[EXCERPTED DATA]
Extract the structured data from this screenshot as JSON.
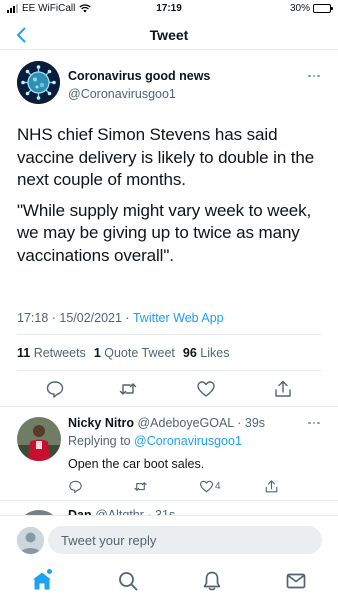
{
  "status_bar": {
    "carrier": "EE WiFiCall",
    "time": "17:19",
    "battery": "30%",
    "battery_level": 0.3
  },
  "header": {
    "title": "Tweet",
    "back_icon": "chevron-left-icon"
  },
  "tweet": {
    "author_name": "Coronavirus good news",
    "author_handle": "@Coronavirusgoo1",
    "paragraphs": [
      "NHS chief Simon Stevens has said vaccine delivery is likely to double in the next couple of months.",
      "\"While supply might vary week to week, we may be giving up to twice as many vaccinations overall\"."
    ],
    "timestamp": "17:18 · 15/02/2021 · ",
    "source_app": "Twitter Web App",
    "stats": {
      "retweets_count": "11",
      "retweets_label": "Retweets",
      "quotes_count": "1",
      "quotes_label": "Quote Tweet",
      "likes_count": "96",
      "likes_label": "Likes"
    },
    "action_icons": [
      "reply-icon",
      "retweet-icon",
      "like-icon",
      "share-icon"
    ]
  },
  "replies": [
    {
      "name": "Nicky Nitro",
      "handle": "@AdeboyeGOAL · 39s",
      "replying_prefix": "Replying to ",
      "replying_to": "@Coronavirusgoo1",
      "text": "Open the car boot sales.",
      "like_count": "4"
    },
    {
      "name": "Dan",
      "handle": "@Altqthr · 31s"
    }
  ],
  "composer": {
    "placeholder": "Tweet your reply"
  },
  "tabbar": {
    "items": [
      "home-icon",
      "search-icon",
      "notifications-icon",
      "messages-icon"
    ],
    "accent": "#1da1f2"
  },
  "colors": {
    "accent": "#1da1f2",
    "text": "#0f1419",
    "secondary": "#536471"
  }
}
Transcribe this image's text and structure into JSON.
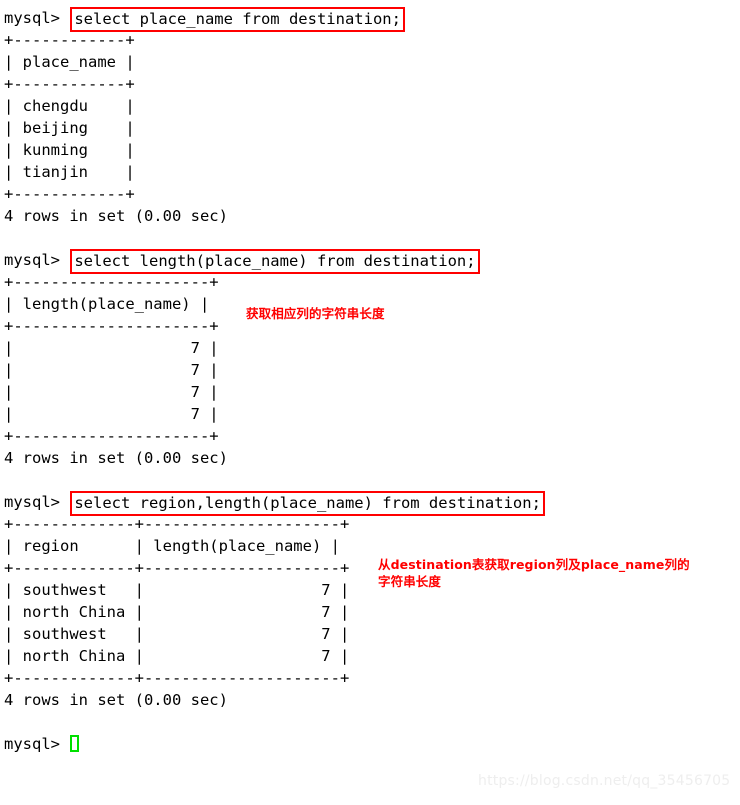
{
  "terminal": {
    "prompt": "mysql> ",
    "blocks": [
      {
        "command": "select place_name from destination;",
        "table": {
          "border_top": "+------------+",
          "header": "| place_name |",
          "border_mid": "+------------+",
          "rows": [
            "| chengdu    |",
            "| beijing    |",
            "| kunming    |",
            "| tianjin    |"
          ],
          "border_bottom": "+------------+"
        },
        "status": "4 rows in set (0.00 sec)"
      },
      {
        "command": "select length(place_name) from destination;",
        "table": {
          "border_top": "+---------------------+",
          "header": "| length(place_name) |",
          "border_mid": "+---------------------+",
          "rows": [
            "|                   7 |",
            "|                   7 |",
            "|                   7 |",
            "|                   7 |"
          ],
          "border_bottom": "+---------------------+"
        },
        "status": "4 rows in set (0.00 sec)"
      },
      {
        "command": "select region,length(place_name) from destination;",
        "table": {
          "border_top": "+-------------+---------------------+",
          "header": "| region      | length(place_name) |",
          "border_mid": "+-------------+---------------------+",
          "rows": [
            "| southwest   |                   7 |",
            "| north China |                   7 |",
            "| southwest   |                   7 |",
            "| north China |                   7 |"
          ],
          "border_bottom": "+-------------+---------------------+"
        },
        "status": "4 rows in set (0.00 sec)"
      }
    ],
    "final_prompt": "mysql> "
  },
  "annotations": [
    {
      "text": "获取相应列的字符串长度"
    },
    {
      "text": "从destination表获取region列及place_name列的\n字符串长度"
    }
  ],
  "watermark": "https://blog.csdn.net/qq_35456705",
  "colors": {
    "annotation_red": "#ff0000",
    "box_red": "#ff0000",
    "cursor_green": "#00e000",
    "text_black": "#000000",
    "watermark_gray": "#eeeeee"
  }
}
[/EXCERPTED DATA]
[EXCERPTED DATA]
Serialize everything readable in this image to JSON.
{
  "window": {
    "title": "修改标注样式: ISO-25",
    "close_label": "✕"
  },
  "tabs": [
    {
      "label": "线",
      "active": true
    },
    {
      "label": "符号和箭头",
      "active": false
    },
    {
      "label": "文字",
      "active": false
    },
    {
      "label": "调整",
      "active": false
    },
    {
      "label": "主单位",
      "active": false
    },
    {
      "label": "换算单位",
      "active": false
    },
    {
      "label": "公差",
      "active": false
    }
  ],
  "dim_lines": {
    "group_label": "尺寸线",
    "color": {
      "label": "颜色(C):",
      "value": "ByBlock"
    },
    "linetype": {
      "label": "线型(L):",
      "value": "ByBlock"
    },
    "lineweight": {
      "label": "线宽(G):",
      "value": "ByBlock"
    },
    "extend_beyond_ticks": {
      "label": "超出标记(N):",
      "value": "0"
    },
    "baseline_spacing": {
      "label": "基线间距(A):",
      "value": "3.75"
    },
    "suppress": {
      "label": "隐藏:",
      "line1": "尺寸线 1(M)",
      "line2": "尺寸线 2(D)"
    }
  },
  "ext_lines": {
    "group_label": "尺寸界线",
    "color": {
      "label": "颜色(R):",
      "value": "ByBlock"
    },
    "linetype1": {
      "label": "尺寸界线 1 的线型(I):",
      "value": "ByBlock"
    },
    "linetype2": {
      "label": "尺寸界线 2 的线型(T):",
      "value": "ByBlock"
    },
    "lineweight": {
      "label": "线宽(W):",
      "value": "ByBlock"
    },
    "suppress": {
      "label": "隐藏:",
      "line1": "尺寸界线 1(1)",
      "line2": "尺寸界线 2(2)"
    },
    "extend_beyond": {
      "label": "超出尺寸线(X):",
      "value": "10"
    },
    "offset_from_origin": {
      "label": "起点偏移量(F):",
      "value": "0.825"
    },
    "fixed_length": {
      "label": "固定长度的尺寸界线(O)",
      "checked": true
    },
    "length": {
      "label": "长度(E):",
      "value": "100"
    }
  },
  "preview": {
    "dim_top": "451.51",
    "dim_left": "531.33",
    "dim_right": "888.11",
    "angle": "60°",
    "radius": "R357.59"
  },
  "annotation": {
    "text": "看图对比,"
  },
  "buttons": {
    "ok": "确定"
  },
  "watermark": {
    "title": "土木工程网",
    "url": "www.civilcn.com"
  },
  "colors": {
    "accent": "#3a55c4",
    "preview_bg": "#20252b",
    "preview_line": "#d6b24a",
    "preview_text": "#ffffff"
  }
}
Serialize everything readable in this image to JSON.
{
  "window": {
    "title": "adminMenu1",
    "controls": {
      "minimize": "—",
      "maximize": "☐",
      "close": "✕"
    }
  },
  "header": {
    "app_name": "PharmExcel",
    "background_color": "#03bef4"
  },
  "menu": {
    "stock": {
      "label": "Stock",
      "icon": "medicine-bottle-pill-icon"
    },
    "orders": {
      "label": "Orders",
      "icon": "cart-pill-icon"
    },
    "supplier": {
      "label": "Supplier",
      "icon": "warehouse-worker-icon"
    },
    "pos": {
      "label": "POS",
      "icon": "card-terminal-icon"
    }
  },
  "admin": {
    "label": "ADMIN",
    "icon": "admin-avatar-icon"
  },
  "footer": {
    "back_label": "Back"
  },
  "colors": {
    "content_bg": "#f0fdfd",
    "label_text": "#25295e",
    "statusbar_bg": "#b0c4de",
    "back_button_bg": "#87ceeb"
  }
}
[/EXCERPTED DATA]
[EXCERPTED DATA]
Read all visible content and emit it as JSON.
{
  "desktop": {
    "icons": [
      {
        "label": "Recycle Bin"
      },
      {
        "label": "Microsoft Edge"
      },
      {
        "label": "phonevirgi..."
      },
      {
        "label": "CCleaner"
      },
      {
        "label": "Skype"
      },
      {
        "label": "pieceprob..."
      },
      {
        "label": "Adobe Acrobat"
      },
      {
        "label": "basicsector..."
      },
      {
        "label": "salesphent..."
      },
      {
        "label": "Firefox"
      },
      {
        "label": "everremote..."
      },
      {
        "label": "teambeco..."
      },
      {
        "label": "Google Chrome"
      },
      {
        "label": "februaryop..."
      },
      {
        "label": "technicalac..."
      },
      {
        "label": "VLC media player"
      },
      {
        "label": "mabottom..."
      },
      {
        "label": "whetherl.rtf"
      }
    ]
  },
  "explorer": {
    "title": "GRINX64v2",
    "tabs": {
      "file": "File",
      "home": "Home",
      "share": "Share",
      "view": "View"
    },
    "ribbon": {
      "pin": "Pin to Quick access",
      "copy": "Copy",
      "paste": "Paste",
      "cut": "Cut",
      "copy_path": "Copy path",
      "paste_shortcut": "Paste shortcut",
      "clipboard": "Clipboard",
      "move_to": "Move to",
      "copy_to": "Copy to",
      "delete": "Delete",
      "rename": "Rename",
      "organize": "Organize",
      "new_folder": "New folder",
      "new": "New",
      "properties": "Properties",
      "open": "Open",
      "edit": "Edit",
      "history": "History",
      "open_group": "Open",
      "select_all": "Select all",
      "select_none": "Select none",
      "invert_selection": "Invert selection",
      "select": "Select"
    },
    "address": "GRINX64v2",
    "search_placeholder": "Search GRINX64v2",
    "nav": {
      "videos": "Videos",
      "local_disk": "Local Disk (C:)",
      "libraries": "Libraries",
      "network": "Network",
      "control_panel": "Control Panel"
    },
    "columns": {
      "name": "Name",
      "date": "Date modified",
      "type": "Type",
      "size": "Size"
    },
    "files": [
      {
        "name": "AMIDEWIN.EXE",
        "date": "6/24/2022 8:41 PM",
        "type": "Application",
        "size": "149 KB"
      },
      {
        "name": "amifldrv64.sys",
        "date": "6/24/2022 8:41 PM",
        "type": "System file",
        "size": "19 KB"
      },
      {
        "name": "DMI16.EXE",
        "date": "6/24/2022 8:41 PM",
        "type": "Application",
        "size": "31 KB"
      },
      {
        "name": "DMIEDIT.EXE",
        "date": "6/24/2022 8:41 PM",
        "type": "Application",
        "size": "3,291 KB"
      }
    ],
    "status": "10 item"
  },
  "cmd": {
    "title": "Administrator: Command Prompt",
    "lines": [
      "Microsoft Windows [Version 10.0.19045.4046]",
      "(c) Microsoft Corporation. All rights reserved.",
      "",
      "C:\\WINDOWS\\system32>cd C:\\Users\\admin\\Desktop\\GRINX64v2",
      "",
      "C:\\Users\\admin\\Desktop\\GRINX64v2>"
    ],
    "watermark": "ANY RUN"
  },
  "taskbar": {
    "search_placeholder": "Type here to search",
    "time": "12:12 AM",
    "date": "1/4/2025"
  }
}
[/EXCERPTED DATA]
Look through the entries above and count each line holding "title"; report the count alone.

RESPONSE BELOW:
6